Source data:
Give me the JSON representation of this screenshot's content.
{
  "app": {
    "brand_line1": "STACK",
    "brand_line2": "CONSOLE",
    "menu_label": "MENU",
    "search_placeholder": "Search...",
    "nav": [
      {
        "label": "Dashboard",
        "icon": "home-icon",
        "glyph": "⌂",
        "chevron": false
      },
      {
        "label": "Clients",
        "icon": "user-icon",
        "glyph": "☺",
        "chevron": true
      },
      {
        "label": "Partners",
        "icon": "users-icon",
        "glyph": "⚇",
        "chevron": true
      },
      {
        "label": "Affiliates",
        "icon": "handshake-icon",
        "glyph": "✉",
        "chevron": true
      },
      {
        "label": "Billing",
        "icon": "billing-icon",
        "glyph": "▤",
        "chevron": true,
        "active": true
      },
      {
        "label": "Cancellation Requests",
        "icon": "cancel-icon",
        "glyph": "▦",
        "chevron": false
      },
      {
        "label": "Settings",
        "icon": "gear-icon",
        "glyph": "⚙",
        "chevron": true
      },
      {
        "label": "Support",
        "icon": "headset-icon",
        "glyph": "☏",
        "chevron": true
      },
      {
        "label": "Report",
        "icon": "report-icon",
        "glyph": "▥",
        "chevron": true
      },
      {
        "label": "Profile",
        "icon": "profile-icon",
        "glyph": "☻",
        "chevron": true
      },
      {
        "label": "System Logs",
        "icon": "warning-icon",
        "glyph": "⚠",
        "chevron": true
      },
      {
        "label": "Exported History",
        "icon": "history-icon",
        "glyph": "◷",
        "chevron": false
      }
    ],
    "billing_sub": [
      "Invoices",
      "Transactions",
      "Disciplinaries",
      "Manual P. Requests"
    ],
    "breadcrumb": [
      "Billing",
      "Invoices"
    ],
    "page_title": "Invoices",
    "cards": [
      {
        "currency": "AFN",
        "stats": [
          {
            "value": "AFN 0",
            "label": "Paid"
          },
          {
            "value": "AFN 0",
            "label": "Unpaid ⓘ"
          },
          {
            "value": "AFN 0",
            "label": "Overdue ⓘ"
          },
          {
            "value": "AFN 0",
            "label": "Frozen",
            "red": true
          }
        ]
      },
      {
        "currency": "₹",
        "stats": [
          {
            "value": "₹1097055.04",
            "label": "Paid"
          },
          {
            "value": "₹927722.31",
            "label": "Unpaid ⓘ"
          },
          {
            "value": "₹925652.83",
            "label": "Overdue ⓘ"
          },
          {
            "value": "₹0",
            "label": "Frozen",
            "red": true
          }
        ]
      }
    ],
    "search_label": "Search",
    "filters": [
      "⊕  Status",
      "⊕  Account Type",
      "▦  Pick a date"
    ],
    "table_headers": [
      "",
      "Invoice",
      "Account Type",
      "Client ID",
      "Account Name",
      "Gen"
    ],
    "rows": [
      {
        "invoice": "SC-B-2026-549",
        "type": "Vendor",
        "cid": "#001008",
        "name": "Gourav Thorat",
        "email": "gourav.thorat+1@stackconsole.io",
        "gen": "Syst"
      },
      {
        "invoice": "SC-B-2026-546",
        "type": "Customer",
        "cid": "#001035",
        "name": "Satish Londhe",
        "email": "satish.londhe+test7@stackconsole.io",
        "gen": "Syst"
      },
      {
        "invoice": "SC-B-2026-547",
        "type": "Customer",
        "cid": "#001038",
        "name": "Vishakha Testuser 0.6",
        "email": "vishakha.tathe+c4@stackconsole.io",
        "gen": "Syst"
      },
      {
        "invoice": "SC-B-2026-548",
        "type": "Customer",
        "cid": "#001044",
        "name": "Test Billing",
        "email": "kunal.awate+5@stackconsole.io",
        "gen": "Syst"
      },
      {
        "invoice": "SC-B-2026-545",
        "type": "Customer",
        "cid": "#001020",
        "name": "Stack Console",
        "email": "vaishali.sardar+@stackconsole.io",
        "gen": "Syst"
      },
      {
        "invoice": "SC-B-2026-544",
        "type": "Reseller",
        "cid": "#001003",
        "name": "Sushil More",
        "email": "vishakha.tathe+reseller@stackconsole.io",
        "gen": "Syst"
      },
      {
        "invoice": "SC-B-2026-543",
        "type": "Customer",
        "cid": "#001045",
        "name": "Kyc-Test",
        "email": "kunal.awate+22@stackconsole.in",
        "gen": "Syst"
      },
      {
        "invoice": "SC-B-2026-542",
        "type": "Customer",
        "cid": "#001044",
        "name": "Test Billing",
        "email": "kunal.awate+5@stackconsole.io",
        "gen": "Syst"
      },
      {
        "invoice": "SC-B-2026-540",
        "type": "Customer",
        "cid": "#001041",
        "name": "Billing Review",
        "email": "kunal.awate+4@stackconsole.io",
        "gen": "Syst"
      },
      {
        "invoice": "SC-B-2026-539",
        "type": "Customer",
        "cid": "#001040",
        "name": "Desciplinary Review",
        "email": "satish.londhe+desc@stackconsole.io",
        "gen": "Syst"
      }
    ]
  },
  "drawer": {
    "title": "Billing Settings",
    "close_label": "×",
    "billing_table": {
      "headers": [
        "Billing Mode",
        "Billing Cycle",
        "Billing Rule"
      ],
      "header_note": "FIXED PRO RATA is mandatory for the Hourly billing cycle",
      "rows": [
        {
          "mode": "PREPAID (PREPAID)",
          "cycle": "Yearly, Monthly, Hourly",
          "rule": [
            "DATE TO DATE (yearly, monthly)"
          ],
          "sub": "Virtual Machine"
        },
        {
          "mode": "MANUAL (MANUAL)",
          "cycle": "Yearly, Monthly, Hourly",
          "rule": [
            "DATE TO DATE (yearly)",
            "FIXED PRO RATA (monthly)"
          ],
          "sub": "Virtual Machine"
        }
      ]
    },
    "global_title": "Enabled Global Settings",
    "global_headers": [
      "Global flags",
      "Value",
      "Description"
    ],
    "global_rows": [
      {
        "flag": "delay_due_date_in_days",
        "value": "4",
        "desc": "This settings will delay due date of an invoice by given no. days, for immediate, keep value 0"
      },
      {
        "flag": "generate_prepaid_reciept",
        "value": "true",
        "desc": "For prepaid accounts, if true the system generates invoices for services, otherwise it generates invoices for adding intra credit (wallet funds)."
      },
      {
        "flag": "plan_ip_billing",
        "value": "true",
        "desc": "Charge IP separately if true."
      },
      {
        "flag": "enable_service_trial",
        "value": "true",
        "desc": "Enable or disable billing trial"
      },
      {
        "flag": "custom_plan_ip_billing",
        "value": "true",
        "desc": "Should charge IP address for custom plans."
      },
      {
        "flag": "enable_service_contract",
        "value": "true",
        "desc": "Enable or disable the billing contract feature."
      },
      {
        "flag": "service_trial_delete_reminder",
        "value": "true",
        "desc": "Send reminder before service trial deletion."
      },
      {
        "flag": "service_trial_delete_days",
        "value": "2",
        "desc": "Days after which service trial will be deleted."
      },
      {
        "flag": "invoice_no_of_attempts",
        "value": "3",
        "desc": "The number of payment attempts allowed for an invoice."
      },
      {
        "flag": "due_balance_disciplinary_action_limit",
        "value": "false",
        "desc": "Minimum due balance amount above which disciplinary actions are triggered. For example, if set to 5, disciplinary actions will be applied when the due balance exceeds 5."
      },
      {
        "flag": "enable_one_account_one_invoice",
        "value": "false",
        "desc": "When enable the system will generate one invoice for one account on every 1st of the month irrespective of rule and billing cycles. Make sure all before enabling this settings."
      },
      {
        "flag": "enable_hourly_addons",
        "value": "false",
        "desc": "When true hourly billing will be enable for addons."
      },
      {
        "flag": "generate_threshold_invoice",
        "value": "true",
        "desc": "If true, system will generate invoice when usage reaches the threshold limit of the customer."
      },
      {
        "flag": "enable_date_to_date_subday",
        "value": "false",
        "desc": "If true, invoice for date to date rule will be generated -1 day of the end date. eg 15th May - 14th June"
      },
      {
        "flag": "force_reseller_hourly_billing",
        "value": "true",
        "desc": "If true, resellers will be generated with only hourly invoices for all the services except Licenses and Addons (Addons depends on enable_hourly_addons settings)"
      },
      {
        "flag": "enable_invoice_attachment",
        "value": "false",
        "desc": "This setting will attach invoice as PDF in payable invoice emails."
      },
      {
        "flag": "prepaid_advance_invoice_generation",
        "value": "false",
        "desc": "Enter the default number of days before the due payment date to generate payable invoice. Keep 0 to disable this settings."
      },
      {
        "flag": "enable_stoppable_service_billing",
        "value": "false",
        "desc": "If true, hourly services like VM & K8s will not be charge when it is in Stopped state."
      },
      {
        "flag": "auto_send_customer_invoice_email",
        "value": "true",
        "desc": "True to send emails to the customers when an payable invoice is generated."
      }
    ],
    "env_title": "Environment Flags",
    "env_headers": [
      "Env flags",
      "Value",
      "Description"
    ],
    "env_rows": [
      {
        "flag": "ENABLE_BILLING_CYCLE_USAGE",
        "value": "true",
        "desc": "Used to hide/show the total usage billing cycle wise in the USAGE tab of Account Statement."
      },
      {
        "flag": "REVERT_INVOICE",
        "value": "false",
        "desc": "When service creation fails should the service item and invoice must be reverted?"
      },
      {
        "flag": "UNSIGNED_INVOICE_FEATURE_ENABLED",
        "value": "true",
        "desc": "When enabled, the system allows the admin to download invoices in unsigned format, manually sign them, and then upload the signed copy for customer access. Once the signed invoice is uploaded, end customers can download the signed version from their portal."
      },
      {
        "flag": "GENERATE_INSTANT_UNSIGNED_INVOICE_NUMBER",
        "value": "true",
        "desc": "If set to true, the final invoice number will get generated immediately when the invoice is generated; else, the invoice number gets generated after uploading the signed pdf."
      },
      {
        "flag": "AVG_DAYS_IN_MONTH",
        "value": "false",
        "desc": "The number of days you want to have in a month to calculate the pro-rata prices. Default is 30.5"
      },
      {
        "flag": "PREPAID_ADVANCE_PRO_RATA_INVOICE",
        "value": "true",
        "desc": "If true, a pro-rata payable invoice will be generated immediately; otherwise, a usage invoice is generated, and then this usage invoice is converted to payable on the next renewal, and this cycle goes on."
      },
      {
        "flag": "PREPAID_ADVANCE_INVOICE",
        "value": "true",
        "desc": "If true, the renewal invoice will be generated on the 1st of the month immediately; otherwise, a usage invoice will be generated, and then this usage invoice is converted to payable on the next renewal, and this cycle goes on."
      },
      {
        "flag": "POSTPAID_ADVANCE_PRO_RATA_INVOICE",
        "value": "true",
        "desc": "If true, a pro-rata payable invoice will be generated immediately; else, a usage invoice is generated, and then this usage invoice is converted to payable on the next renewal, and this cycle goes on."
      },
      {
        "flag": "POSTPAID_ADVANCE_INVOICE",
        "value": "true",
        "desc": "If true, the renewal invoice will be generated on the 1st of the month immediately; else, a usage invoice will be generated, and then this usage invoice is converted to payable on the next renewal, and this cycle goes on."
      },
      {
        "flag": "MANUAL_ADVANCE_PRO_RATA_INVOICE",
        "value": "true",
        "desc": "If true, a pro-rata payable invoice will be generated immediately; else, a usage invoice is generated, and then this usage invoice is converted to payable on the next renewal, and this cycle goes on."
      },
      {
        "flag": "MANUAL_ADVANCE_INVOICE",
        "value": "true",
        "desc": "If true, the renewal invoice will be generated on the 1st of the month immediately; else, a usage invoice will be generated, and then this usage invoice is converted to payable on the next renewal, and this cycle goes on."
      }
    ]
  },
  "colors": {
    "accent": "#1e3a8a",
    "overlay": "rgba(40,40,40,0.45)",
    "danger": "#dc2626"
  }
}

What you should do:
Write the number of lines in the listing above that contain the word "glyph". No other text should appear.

Output of the exercise:
12